Tensions were also located in the actual pedagogy itself. Looking at texts as products, employing an approach to criticality which is rooted in the liberal humanist paradigm, i.e. that of taking critical distance, conflicts with the cultuurtekst level of looking at texts. The latter employs a poststructuralist critique, looking at multiple discourses in texts, which I referred to, following Pennycook (2001), as ‘discursive mapping’. This means looking at texts as a meaning-making process, whereby the cultural contexts of both the text producing environment, but also that of the reader, have a bearing on the interpretation. The tensions between these two perspectives led to some confusion where students critiqued the text on the one hand for its ideological positioning and on the other for its poor argumentation and structure.
I already referred earlier to the conflict embedded in my pedagogy of the centrality of discourses in the cultuurtekst approach and the concept of ‘Dutch articulation’. This particular tension led to students referring in discussions to wider global contexts and intertexts and their personal experience on the one hand, yet reverted to national stereotyping on the other.
These tensions, conflicts, resistances, and seeming incompatibilities not only formed the backdrop of the study but also inform my conclusion and point to the way forward. I am arguing that the different perspectives on text, educational philosophies, and criticality are not necessarily incompatible as such. After all, ambiguities are part and parcel of students’ everyday realities. They live with diversity, with supercomplexity, with cultural, linguistic, and philosophical tensions. One of the important conclusions of this study then is that language teaching needs to embrace these tensions if it is to develop pedagogies which acknowledge cultural complexities on the one hand and the existence of cultural patterns on the other.

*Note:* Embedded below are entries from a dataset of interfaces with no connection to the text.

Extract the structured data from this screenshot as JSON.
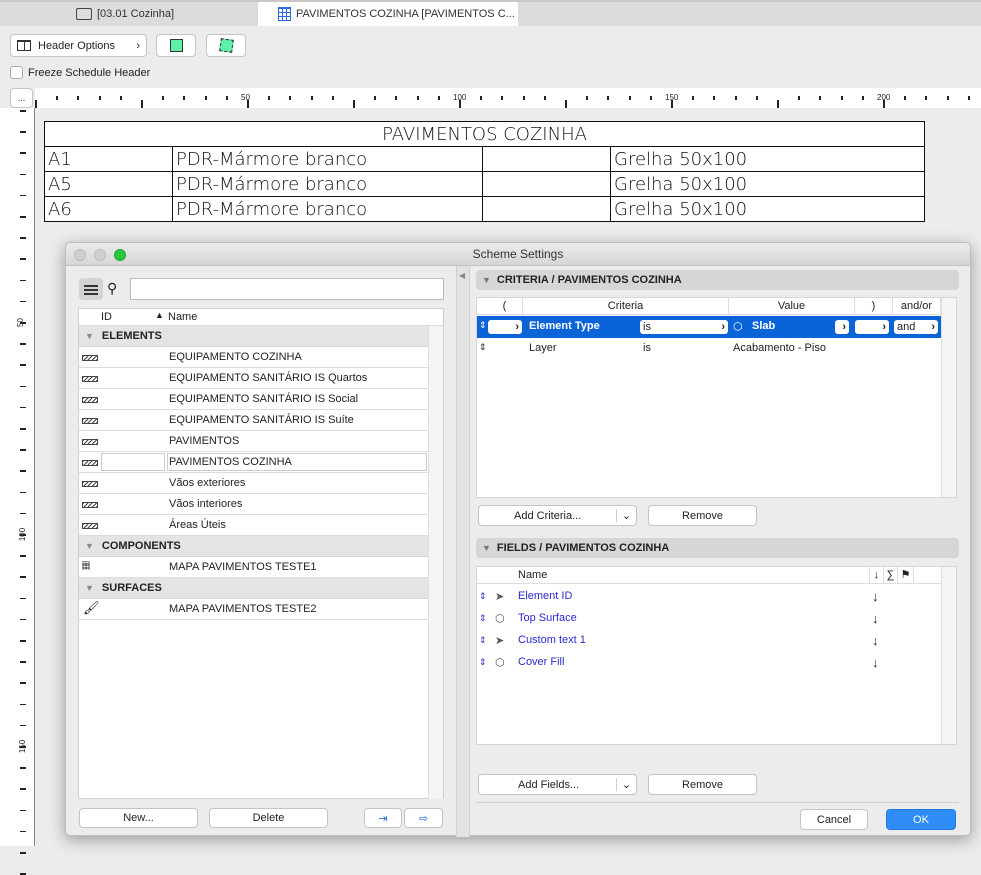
{
  "tabs": [
    {
      "label": "[03.01 Cozinha]",
      "icon": "layout-icon"
    },
    {
      "label": "PAVIMENTOS COZINHA [PAVIMENTOS C...",
      "icon": "schedule-grid-icon",
      "active": true
    }
  ],
  "toolbar": {
    "header_options": "Header Options",
    "freeze_label": "Freeze Schedule Header",
    "freeze_checked": false,
    "more_label": "..."
  },
  "ruler": {
    "top_labels": [
      "50",
      "100",
      "150",
      "200"
    ],
    "left_labels": [
      "50",
      "100",
      "150"
    ]
  },
  "schedule": {
    "title": "PAVIMENTOS COZINHA",
    "rows": [
      [
        "A1",
        "PDR-Mármore branco",
        "",
        "Grelha 50x100"
      ],
      [
        "A5",
        "PDR-Mármore branco",
        "",
        "Grelha 50x100"
      ],
      [
        "A6",
        "PDR-Mármore branco",
        "",
        "Grelha 50x100"
      ]
    ]
  },
  "dialog": {
    "title": "Scheme Settings",
    "list": {
      "col_id": "ID",
      "col_name": "Name",
      "groups": [
        {
          "name": "ELEMENTS",
          "icon": "hatch-icon",
          "items": [
            "EQUIPAMENTO COZINHA",
            "EQUIPAMENTO SANITÁRIO IS Quartos",
            "EQUIPAMENTO SANITÁRIO IS Social",
            "EQUIPAMENTO SANITÁRIO IS Suíte",
            "PAVIMENTOS",
            "PAVIMENTOS COZINHA",
            "Vãos exteriores",
            "Vãos interiores",
            "Áreas Úteis"
          ],
          "selected": "PAVIMENTOS COZINHA"
        },
        {
          "name": "COMPONENTS",
          "icon": "bricks-icon",
          "items": [
            "MAPA PAVIMENTOS TESTE1"
          ]
        },
        {
          "name": "SURFACES",
          "icon": "paint-brush-icon",
          "items": [
            "MAPA PAVIMENTOS TESTE2"
          ]
        }
      ]
    },
    "new_label": "New...",
    "delete_label": "Delete",
    "criteria": {
      "title": "CRITERIA /  PAVIMENTOS COZINHA",
      "headers": [
        "(",
        "Criteria",
        "Value",
        ")",
        "and/or"
      ],
      "rows": [
        {
          "criteria": "Element Type",
          "op": "is",
          "value": "Slab",
          "andor": "and",
          "selected": true
        },
        {
          "criteria": "Layer",
          "op": "is",
          "value": "Acabamento - Piso",
          "andor": ""
        }
      ],
      "add_label": "Add Criteria...",
      "remove_label": "Remove"
    },
    "fields": {
      "title": "FIELDS /  PAVIMENTOS COZINHA",
      "header_name": "Name",
      "header_sort": "↓",
      "header_sum": "∑",
      "rows": [
        {
          "name": "Element ID",
          "icon": "cursor-arrow-icon",
          "sort": "↓"
        },
        {
          "name": "Top Surface",
          "icon": "slab-icon",
          "sort": "↓"
        },
        {
          "name": "Custom text  1",
          "icon": "cursor-arrow-icon",
          "sort": "↓"
        },
        {
          "name": "Cover Fill",
          "icon": "slab-icon",
          "sort": "↓"
        }
      ],
      "add_label": "Add Fields...",
      "remove_label": "Remove"
    },
    "cancel_label": "Cancel",
    "ok_label": "OK"
  },
  "colors": {
    "selection": "#0a64d8",
    "ok": "#2f8cf5",
    "field_text": "#2a2ad0"
  }
}
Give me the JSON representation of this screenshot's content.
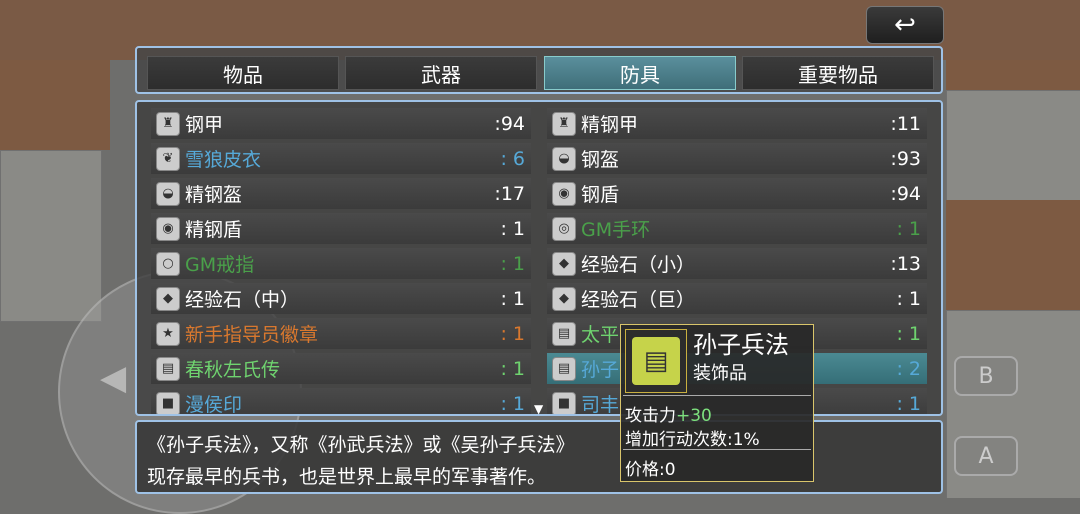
{
  "tabs": [
    {
      "label": "物品"
    },
    {
      "label": "武器"
    },
    {
      "label": "防具"
    },
    {
      "label": "重要物品"
    }
  ],
  "active_tab": "防具",
  "items_left": [
    {
      "name": "钢甲",
      "count": ":94",
      "color": "#ffffff",
      "icon": "armor-icon"
    },
    {
      "name": "雪狼皮衣",
      "count": ": 6",
      "color": "#56a9d8",
      "icon": "fur-coat-icon"
    },
    {
      "name": "精钢盔",
      "count": ":17",
      "color": "#ffffff",
      "icon": "helmet-icon"
    },
    {
      "name": "精钢盾",
      "count": ": 1",
      "color": "#ffffff",
      "icon": "shield-icon"
    },
    {
      "name": "GM戒指",
      "count": ": 1",
      "color": "#4aa04a",
      "icon": "ring-icon"
    },
    {
      "name": "经验石（中）",
      "count": ": 1",
      "color": "#ffffff",
      "icon": "exp-stone-icon"
    },
    {
      "name": "新手指导员徽章",
      "count": ": 1",
      "color": "#d9782e",
      "icon": "badge-icon"
    },
    {
      "name": "春秋左氏传",
      "count": ": 1",
      "color": "#6fd36f",
      "icon": "book-icon"
    },
    {
      "name": "漫侯印",
      "count": ": 1",
      "color": "#56a9d8",
      "icon": "seal-icon"
    }
  ],
  "items_right": [
    {
      "name": "精钢甲",
      "count": ":11",
      "color": "#ffffff",
      "icon": "armor-icon"
    },
    {
      "name": "钢盔",
      "count": ":93",
      "color": "#ffffff",
      "icon": "helmet-icon"
    },
    {
      "name": "钢盾",
      "count": ":94",
      "color": "#ffffff",
      "icon": "shield-icon"
    },
    {
      "name": "GM手环",
      "count": ": 1",
      "color": "#4aa04a",
      "icon": "bracelet-icon"
    },
    {
      "name": "经验石（小）",
      "count": ":13",
      "color": "#ffffff",
      "icon": "exp-stone-icon"
    },
    {
      "name": "经验石（巨）",
      "count": ": 1",
      "color": "#ffffff",
      "icon": "exp-stone-icon"
    },
    {
      "name": "太平",
      "count": ": 1",
      "color": "#6fd36f",
      "icon": "book-icon"
    },
    {
      "name": "孙子",
      "count": ": 2",
      "color": "#56a9d8",
      "icon": "book-icon"
    },
    {
      "name": "司丰",
      "count": ": 1",
      "color": "#56a9d8",
      "icon": "seal-icon"
    }
  ],
  "selected_item": "孙子",
  "description": {
    "line1": "《孙子兵法》，又称《孙武兵法》或《吴孙子兵法》",
    "line2": "现存最早的兵书，也是世界上最早的军事著作。"
  },
  "popup": {
    "title": "孙子兵法",
    "subtitle": "装饰品",
    "stat1_label": "攻击力",
    "stat1_value": "+30",
    "stat2_label": "增加行动次数:",
    "stat2_value": "1%",
    "price_label": "价格:",
    "price_value": "0"
  },
  "buttons": {
    "back": "↩",
    "b": "B",
    "a": "A"
  }
}
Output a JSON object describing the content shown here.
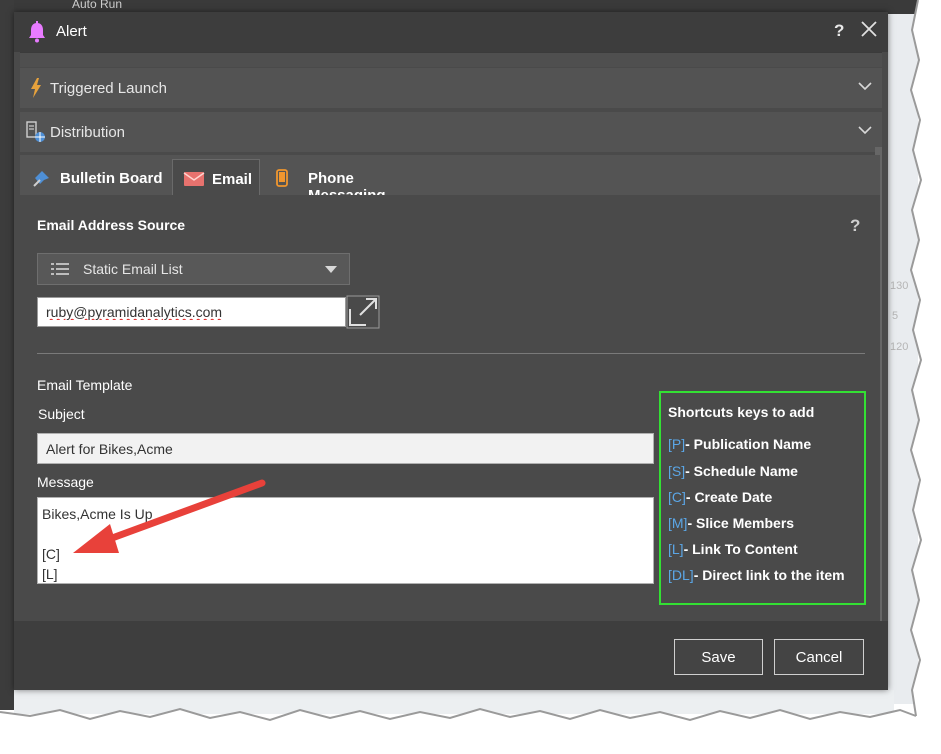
{
  "background": {
    "run_label": "Auto Run",
    "right_numbers": [
      "130",
      "5",
      "120"
    ]
  },
  "dialog": {
    "title": "Alert",
    "help_label": "?",
    "accent_color": "#e87bff"
  },
  "sections": {
    "triggered_launch": "Triggered Launch",
    "distribution": "Distribution"
  },
  "tabs": [
    {
      "label": "Bulletin Board",
      "active": false
    },
    {
      "label": "Email",
      "active": true
    },
    {
      "label": "Phone Messaging",
      "active": false
    }
  ],
  "email": {
    "source_heading": "Email Address Source",
    "help_label": "?",
    "source_selected": "Static Email List",
    "address_value": "ruby@pyramidanalytics.com",
    "template_heading": "Email Template",
    "subject_label": "Subject",
    "subject_value": "Alert for Bikes,Acme",
    "message_label": "Message",
    "message_lines": [
      "Bikes,Acme Is Up",
      "",
      "[C]",
      "[L]"
    ]
  },
  "shortcuts": {
    "title": "Shortcuts keys to add",
    "items": [
      {
        "key": "[P]",
        "desc": "- Publication Name"
      },
      {
        "key": "[S]",
        "desc": "- Schedule Name"
      },
      {
        "key": "[C]",
        "desc": "- Create Date"
      },
      {
        "key": "[M]",
        "desc": "- Slice Members"
      },
      {
        "key": "[L]",
        "desc": "- Link To Content"
      },
      {
        "key": "[DL]",
        "desc": "- Direct link to the item"
      }
    ],
    "border_color": "#33e033",
    "key_color": "#5ba6e6"
  },
  "footer": {
    "save_label": "Save",
    "cancel_label": "Cancel"
  },
  "annotation": {
    "arrow_color": "#e8413a"
  }
}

In Chapter 1, whilst rejecting the tenets underpinning the liberal humanist paradigm, i.e. the assumptions of objectivity and truth, and its denial of humans as being, at least in part, shaped by cultural forces, I argued for a re-articulation of some of its concerns. These were located, I contended, in 1) the idea of criticality and intellectual engagement in language classes, 2) the notions of morality, which I interpret here as a concern for others, and 3) the importance of Self.
I have discussed the different perspectives on criticality in detail throughout this book as one of the tensions which I am embracing. The concern for others is an element which I did not purposefully include in my pedagogy, but it emerged naturally as students engaged with the text and its fictional characters in discussions. This concern for others also emerged in students’ writing as they showed an awareness of the other they were addressing. In a similar vein, the emphasis on Self and individual agency emerged, as students themselves engaged with the text and with one another explicitly referring to their own personal experiences.
In this way, the three elements which I highlighted contributed to and fed into one another. This criticality embedded in the cultuurtekst approach was then partly achieved through the intellectual engagement with the text and through a consideration of the analytical questions I had asked in class and the framework I used. However, it was equally the personal engagement as a group, the more intimate dialoguing with one another and relating the discussions to themselves that led to this criticality. The dialogic space in the classroom which students created themselves, opened up an imaginative, personal and intimate human perspective through which collaboration and exploration of ideas took place. In doing so, students showed empathy and placed themselves into the shoes of others and into their future imagined selves. It was through sympathetic imagination that critical interculturality started to take place.